__PROMPT__:
Whatever the records say, give every one of them again exactly.

========

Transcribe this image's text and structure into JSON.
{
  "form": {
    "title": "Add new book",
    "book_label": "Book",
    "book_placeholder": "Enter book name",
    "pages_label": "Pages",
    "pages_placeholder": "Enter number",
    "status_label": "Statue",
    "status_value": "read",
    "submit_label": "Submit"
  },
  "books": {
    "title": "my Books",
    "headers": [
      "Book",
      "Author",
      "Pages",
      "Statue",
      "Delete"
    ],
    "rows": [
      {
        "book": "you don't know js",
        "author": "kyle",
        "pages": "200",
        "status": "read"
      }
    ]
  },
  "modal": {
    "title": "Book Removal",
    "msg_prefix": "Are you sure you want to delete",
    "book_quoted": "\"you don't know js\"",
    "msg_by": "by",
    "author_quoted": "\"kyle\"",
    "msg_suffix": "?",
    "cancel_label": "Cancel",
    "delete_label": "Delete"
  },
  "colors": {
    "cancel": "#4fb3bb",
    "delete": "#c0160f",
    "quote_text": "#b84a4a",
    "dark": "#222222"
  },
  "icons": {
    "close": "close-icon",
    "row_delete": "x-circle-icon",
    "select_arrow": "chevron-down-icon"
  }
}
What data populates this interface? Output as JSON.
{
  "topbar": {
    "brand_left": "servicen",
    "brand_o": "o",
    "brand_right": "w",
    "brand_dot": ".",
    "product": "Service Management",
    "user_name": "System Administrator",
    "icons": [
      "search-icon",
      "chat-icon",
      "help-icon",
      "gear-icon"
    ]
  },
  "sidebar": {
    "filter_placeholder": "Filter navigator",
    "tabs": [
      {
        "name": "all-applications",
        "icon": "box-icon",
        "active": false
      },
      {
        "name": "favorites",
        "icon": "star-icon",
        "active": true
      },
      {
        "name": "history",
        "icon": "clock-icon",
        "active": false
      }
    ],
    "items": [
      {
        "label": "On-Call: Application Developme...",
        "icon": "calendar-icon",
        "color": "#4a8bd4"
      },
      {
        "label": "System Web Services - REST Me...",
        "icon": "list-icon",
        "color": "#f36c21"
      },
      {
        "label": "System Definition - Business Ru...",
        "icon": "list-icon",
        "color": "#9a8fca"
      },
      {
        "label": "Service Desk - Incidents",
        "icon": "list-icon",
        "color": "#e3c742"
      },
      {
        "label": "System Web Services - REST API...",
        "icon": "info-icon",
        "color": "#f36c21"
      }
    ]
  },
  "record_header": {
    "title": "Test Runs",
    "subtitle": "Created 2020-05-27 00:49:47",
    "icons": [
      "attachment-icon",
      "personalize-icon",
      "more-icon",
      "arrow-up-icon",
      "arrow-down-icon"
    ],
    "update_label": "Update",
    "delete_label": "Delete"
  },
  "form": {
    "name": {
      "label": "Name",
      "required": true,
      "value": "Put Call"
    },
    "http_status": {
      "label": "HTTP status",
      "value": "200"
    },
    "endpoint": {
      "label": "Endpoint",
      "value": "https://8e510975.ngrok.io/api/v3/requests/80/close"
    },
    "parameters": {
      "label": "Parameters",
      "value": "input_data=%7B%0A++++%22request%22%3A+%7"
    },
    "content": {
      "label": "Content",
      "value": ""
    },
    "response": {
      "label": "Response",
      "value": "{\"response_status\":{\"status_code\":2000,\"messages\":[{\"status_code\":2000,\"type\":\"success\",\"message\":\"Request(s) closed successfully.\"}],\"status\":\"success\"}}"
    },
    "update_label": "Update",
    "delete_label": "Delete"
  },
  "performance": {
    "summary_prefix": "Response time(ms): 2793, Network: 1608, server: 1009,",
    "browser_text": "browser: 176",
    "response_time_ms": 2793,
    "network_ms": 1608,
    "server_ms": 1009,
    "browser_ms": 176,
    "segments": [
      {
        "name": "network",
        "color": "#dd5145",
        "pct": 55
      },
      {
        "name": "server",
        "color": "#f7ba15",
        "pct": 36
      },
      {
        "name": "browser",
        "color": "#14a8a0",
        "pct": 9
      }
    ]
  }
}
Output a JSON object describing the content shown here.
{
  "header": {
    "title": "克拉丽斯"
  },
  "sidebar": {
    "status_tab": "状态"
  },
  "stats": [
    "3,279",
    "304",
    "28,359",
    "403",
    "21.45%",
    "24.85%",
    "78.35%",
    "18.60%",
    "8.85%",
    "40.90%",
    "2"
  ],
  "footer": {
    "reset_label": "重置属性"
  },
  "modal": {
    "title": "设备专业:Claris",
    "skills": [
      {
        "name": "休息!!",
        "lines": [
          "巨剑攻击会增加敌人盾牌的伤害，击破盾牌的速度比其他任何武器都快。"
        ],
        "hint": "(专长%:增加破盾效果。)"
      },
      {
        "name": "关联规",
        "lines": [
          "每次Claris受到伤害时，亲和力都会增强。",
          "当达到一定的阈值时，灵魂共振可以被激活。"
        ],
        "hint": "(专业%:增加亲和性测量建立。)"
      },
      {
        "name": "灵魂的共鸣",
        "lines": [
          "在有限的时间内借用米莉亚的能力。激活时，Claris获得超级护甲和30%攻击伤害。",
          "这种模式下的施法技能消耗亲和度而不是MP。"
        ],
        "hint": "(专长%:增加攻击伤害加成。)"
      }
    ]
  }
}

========

__YOUR SOLUTION__:
Transcribe this image's text and structure into JSON.
{
  "form": {
    "title": "Add new book",
    "book_label": "Book",
    "book_placeholder": "Enter book name",
    "pages_label": "Pages",
    "pages_placeholder": "Enter number",
    "status_label": "Statue",
    "status_value": "read",
    "submit_label": "Submit"
  },
  "books": {
    "title": "my Books",
    "headers": [
      "Book",
      "Author",
      "Pages",
      "Statue",
      "Delete"
    ],
    "rows": [
      {
        "book": "you don't know js",
        "author": "kyle",
        "pages": "200",
        "status": "read"
      }
    ]
  },
  "modal": {
    "title": "Book Removal",
    "msg_prefix": "Are you sure you want to delete",
    "book_quoted": "\"you don't know js\"",
    "msg_by": "by",
    "author_quoted": "\"kyle\"",
    "msg_suffix": "?",
    "cancel_label": "Cancel",
    "delete_label": "Delete"
  },
  "colors": {
    "cancel": "#4fb3bb",
    "delete": "#c0160f",
    "quote_text": "#b84a4a",
    "dark": "#222222"
  },
  "icons": {
    "close": "close-icon",
    "row_delete": "x-circle-icon",
    "select_arrow": "chevron-down-icon"
  }
}
What data populates this interface? Output as JSON.
{
  "topbar": {
    "brand_left": "servicen",
    "brand_o": "o",
    "brand_right": "w",
    "brand_dot": ".",
    "product": "Service Management",
    "user_name": "System Administrator",
    "icons": [
      "search-icon",
      "chat-icon",
      "help-icon",
      "gear-icon"
    ]
  },
  "sidebar": {
    "filter_placeholder": "Filter navigator",
    "tabs": [
      {
        "name": "all-applications",
        "icon": "box-icon",
        "active": false
      },
      {
        "name": "favorites",
        "icon": "star-icon",
        "active": true
      },
      {
        "name": "history",
        "icon": "clock-icon",
        "active": false
      }
    ],
    "items": [
      {
        "label": "On-Call: Application Developme...",
        "icon": "calendar-icon",
        "color": "#4a8bd4"
      },
      {
        "label": "System Web Services - REST Me...",
        "icon": "list-icon",
        "color": "#f36c21"
      },
      {
        "label": "System Definition - Business Ru...",
        "icon": "list-icon",
        "color": "#9a8fca"
      },
      {
        "label": "Service Desk - Incidents",
        "icon": "list-icon",
        "color": "#e3c742"
      },
      {
        "label": "System Web Services - REST API...",
        "icon": "info-icon",
        "color": "#f36c21"
      }
    ]
  },
  "record_header": {
    "title": "Test Runs",
    "subtitle": "Created 2020-05-27 00:49:47",
    "icons": [
      "attachment-icon",
      "personalize-icon",
      "more-icon",
      "arrow-up-icon",
      "arrow-down-icon"
    ],
    "update_label": "Update",
    "delete_label": "Delete"
  },
  "form": {
    "name": {
      "label": "Name",
      "required": true,
      "value": "Put Call"
    },
    "http_status": {
      "label": "HTTP status",
      "value": "200"
    },
    "endpoint": {
      "label": "Endpoint",
      "value": "https://8e510975.ngrok.io/api/v3/requests/80/close"
    },
    "parameters": {
      "label": "Parameters",
      "value": "input_data=%7B%0A++++%22request%22%3A+%7"
    },
    "content": {
      "label": "Content",
      "value": ""
    },
    "response": {
      "label": "Response",
      "value": "{\"response_status\":{\"status_code\":2000,\"messages\":[{\"status_code\":2000,\"type\":\"success\",\"message\":\"Request(s) closed successfully.\"}],\"status\":\"success\"}}"
    },
    "update_label": "Update",
    "delete_label": "Delete"
  },
  "performance": {
    "summary_prefix": "Response time(ms): 2793, Network: 1608, server: 1009,",
    "browser_text": "browser: 176",
    "response_time_ms": 2793,
    "network_ms": 1608,
    "server_ms": 1009,
    "browser_ms": 176,
    "segments": [
      {
        "name": "network",
        "color": "#dd5145",
        "pct": 55
      },
      {
        "name": "server",
        "color": "#f7ba15",
        "pct": 36
      },
      {
        "name": "browser",
        "color": "#14a8a0",
        "pct": 9
      }
    ]
  }
}
Output a JSON object describing the content shown here.
{
  "header": {
    "title": "克拉丽斯"
  },
  "sidebar": {
    "status_tab": "状态"
  },
  "stats": [
    "3,279",
    "304",
    "28,359",
    "403",
    "21.45%",
    "24.85%",
    "78.35%",
    "18.60%",
    "8.85%",
    "40.90%",
    "2"
  ],
  "footer": {
    "reset_label": "重置属性"
  },
  "modal": {
    "title": "设备专业:Claris",
    "skills": [
      {
        "name": "休息!!",
        "lines": [
          "巨剑攻击会增加敌人盾牌的伤害，击破盾牌的速度比其他任何武器都快。"
        ],
        "hint": "(专长%:增加破盾效果。)"
      },
      {
        "name": "关联规",
        "lines": [
          "每次Claris受到伤害时，亲和力都会增强。",
          "当达到一定的阈值时，灵魂共振可以被激活。"
        ],
        "hint": "(专业%:增加亲和性测量建立。)"
      },
      {
        "name": "灵魂的共鸣",
        "lines": [
          "在有限的时间内借用米莉亚的能力。激活时，Claris获得超级护甲和30%攻击伤害。",
          "这种模式下的施法技能消耗亲和度而不是MP。"
        ],
        "hint": "(专长%:增加攻击伤害加成。)"
      }
    ]
  }
}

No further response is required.